The World Bank Group has supported the government’s transportation efforts through a Transport Connectivity project. Under this project approved by the Board in May 2016, an innovative performance-contract management approach to road rehabilitation and maintenance is being rolled out. A new Agriculture Sector Modernization Project was approved by the Board in June 2016, seeks to assist the government in: strengthening the country’s national agriculture research and development and extension system and policy; improving productivity and climate resilience in irrigated agriculture; and piloting value chain models to promote diversification and increase competitiveness and rural income.

The World Bank is also undertaking a new Water Supply and Sanitation Project, approved in 2015. The government places great importance on the development of the water and sanitation sector.

Environment, Climate Change and Disaster Risk Management

While Sri Lanka has invested significantly in emergency preparedness and response capacity since the devastating tsunami in 2004, a more comprehensive approach to disaster risk management is needed. In recognition of the social and economic effects of climate-related hazards, the government has recently made it a priority to strengthen the country’s resilience to natural disasters and climate change.

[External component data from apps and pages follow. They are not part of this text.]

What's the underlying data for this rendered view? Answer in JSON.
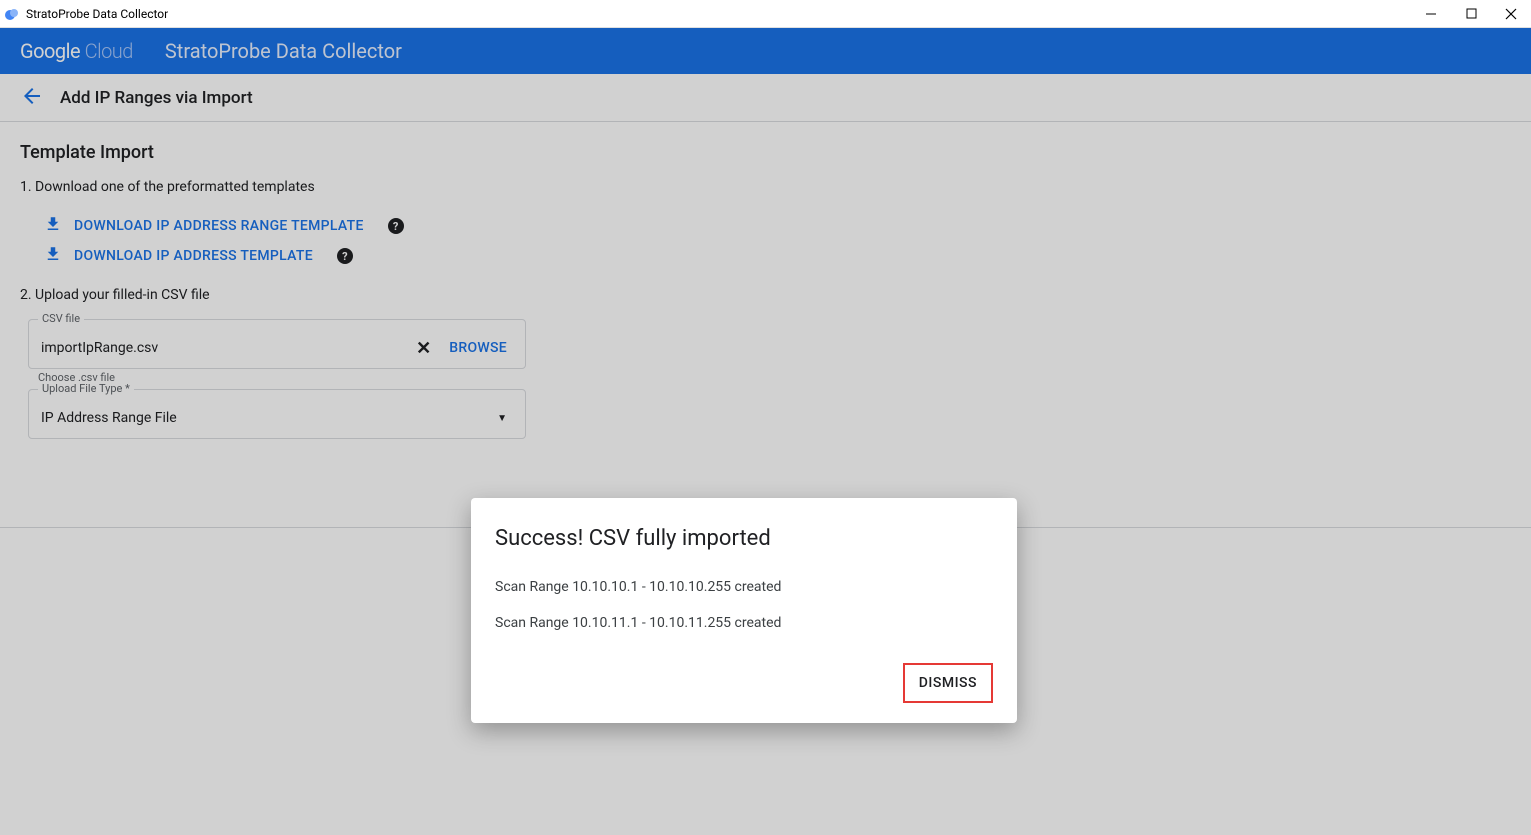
{
  "window": {
    "title": "StratoProbe Data Collector"
  },
  "header": {
    "brand_a": "Google",
    "brand_b": "Cloud",
    "app_title": "StratoProbe Data Collector"
  },
  "subheader": {
    "title": "Add IP Ranges via Import"
  },
  "section": {
    "title": "Template Import",
    "step1": "1. Download one of the preformatted templates",
    "download_range": "DOWNLOAD IP ADDRESS RANGE TEMPLATE",
    "download_address": "DOWNLOAD IP ADDRESS TEMPLATE",
    "step2": "2. Upload your filled-in CSV file"
  },
  "csv_input": {
    "label": "CSV file",
    "value": "importIpRange.csv",
    "browse": "BROWSE"
  },
  "type_input": {
    "hint": "Choose .csv file",
    "label": "Upload File Type *",
    "value": "IP Address Range File"
  },
  "modal": {
    "title": "Success! CSV fully imported",
    "line1": "Scan Range 10.10.10.1 - 10.10.10.255 created",
    "line2": "Scan Range 10.10.11.1 - 10.10.11.255 created",
    "dismiss": "DISMISS"
  }
}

Responding to the government’s expression of interest for assistance in this connection, a comprehensive program of support involving adaptation enhancing investments and a Catastrophe Deferred Draw-Down Option (CAT-DDO) was prepared and approved in FY14. To increase resilience, physical investments will be financed to address short term infrastructure weaknesses, coupled with a contingent credit line to safeguard against immediate fiscal impacts of a disaster.

To increase resilience, physical investments will be financed to address short-term infrastructure weaknesses, coupled with a contingent credit line to safeguard against immediate fiscal impacts of a disaster. The program is comprised of:

(i) the Climate Resilience Improvement Project (CRIP) aimed at the immediate reduction of physical risk and improving understanding of disaster risks to direct future investment;

(ii) a Development Policy Loan (DPL) with CAT-DDO to provide the government with liquidity in the immediate aftermath of a disaster;

(iii) support for the development of a long-term Disaster Risk Financing strategy to strengthen fiscal resilience to events; and

(iv) a Comprehensive Disaster Risk Mitigation Project (planned for FY2017) that would, among other things, implement the recommendations from the analytical work of the CRIP

A number of IFC’s ongoing investment and advisory projects are helping to build climate resilience, including the weather-index agri-insurance project, the sustainable energy finance advisory project, and investment projects fostering renewable energy.

Last Updated: Feb 07, 2017


LENDING

Sri Lanka: Commitments by Fiscal Year (in millions of dollars)*

*Amounts include IBRD and IDA commitments